■ PROBLEM TO SOLVE
Look through the records below, and whenever a line contains "JSON", copy it.

■ SUPPLIED RECORDS
* * *

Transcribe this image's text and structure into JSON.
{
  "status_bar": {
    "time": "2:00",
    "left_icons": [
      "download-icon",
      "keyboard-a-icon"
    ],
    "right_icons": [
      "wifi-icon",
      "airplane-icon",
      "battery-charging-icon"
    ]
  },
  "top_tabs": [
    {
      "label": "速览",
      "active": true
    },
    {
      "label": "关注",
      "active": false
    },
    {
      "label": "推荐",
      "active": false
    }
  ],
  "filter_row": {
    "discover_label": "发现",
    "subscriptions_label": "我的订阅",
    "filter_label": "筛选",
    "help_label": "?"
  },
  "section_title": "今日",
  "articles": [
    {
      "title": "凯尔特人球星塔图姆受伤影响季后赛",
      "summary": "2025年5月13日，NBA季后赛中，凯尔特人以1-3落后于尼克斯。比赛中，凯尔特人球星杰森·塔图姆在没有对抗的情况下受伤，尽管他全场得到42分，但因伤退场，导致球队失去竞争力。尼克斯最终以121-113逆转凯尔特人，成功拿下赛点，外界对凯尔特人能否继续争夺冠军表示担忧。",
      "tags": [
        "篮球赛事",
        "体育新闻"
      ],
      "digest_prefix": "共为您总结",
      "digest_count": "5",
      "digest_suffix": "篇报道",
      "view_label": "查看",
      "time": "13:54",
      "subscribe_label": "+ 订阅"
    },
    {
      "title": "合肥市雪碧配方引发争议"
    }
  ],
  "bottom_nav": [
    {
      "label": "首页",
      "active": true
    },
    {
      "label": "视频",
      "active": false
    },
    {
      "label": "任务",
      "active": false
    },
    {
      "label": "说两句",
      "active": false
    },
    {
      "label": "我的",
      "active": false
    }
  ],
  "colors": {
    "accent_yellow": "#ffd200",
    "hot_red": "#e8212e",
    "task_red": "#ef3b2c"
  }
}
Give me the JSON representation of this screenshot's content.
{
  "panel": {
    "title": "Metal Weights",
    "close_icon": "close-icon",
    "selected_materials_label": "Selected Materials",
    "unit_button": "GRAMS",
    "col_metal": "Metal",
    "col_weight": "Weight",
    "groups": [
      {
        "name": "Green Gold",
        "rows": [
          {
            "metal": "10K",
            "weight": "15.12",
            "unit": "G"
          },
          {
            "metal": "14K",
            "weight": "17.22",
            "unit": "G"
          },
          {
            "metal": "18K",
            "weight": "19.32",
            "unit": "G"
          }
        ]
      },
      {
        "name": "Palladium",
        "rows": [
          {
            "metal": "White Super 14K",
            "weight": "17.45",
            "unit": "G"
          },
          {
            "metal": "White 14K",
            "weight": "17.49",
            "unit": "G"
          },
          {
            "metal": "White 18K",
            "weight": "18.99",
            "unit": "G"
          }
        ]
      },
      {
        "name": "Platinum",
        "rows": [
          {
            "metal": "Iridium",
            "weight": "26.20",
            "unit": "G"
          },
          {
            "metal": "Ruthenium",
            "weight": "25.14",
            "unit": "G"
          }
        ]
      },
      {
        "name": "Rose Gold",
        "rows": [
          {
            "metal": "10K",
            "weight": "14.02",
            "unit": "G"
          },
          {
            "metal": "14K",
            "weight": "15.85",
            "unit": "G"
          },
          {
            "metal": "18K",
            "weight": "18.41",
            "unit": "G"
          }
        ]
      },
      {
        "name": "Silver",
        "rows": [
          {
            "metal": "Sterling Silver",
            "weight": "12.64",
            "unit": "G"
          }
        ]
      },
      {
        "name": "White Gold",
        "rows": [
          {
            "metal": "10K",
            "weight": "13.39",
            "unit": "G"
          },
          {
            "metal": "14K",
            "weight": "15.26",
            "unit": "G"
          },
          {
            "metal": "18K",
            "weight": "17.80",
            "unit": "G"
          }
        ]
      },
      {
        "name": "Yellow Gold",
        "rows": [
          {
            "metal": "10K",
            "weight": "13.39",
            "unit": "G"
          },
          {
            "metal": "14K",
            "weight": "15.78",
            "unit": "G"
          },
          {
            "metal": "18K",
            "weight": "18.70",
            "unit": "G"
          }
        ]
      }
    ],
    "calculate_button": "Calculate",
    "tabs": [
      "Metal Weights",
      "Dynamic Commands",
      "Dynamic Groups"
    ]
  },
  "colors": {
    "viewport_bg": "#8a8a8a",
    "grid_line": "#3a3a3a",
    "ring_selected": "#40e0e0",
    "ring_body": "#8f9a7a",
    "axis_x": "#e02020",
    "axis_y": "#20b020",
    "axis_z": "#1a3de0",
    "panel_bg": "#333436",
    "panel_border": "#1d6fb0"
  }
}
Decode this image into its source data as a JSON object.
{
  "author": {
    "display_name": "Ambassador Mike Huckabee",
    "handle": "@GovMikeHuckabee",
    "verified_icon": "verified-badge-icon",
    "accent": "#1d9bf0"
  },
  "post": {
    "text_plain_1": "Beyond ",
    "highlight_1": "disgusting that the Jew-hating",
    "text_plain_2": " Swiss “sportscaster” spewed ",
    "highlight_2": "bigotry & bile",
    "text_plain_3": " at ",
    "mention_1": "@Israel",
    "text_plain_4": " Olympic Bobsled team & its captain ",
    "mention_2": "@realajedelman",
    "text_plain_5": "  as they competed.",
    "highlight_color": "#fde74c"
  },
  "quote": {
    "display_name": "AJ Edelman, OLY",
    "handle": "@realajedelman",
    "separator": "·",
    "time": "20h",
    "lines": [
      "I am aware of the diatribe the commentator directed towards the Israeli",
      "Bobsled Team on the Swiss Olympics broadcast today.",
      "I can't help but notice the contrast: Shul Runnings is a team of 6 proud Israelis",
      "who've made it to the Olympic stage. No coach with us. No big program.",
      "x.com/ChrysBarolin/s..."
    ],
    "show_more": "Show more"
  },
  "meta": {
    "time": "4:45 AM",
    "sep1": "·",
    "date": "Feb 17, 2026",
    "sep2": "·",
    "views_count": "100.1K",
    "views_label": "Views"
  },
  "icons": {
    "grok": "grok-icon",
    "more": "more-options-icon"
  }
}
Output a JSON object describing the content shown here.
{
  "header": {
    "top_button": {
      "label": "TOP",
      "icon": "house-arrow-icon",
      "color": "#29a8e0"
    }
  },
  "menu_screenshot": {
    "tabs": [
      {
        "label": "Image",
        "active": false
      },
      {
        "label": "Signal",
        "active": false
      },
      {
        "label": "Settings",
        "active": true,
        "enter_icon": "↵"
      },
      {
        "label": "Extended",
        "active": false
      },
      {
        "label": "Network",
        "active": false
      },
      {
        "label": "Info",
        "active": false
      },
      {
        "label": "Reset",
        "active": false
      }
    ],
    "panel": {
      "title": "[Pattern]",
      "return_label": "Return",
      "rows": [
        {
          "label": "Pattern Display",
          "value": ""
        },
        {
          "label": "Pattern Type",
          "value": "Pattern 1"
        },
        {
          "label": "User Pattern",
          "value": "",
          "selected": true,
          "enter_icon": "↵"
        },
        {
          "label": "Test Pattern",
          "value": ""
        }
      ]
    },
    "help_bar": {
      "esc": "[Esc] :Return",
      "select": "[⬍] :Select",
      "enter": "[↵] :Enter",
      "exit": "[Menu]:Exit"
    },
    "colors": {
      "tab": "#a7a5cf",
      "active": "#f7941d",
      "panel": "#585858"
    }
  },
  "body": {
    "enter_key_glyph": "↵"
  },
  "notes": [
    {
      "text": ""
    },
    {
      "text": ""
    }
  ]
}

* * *

■ OUTPUT OF THE EXERCISE
Transcribe this image's text and structure into JSON.
Give me the JSON representation of this screenshot's content.
Decode this image into its source data as a JSON object.
Output a JSON object describing the content shown here.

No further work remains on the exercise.